- **Exercise requirements**:
The full set of entries below needs to be written out exactly.

------ Provided records ------

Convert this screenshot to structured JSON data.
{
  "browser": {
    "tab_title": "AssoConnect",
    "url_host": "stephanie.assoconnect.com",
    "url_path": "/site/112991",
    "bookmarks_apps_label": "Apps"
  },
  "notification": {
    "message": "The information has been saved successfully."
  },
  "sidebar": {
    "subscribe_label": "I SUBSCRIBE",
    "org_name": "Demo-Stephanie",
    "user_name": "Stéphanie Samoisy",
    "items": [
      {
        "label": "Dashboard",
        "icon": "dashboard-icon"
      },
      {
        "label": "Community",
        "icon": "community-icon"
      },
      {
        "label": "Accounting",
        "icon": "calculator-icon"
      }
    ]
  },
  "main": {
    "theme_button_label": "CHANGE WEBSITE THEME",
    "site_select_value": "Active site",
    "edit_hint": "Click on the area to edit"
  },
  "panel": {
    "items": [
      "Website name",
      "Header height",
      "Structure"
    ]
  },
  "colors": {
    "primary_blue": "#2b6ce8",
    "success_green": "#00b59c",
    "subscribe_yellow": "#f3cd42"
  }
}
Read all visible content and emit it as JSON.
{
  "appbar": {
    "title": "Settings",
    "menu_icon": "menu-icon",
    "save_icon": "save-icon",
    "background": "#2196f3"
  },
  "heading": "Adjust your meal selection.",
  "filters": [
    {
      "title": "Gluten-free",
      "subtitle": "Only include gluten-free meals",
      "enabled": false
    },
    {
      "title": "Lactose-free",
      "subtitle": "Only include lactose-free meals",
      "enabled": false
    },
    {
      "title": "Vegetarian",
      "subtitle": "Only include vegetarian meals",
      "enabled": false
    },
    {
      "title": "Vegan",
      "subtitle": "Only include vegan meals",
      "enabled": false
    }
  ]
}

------

- **Solution to this task**:
Convert this screenshot to structured JSON data.
{
  "browser": {
    "tab_title": "AssoConnect",
    "url_host": "stephanie.assoconnect.com",
    "url_path": "/site/112991",
    "bookmarks_apps_label": "Apps"
  },
  "notification": {
    "message": "The information has been saved successfully."
  },
  "sidebar": {
    "subscribe_label": "I SUBSCRIBE",
    "org_name": "Demo-Stephanie",
    "user_name": "Stéphanie Samoisy",
    "items": [
      {
        "label": "Dashboard",
        "icon": "dashboard-icon"
      },
      {
        "label": "Community",
        "icon": "community-icon"
      },
      {
        "label": "Accounting",
        "icon": "calculator-icon"
      }
    ]
  },
  "main": {
    "theme_button_label": "CHANGE WEBSITE THEME",
    "site_select_value": "Active site",
    "edit_hint": "Click on the area to edit"
  },
  "panel": {
    "items": [
      "Website name",
      "Header height",
      "Structure"
    ]
  },
  "colors": {
    "primary_blue": "#2b6ce8",
    "success_green": "#00b59c",
    "subscribe_yellow": "#f3cd42"
  }
}
Read all visible content and emit it as JSON.
{
  "appbar": {
    "title": "Settings",
    "menu_icon": "menu-icon",
    "save_icon": "save-icon",
    "background": "#2196f3"
  },
  "heading": "Adjust your meal selection.",
  "filters": [
    {
      "title": "Gluten-free",
      "subtitle": "Only include gluten-free meals",
      "enabled": false
    },
    {
      "title": "Lactose-free",
      "subtitle": "Only include lactose-free meals",
      "enabled": false
    },
    {
      "title": "Vegetarian",
      "subtitle": "Only include vegetarian meals",
      "enabled": false
    },
    {
      "title": "Vegan",
      "subtitle": "Only include vegan meals",
      "enabled": false
    }
  ]
}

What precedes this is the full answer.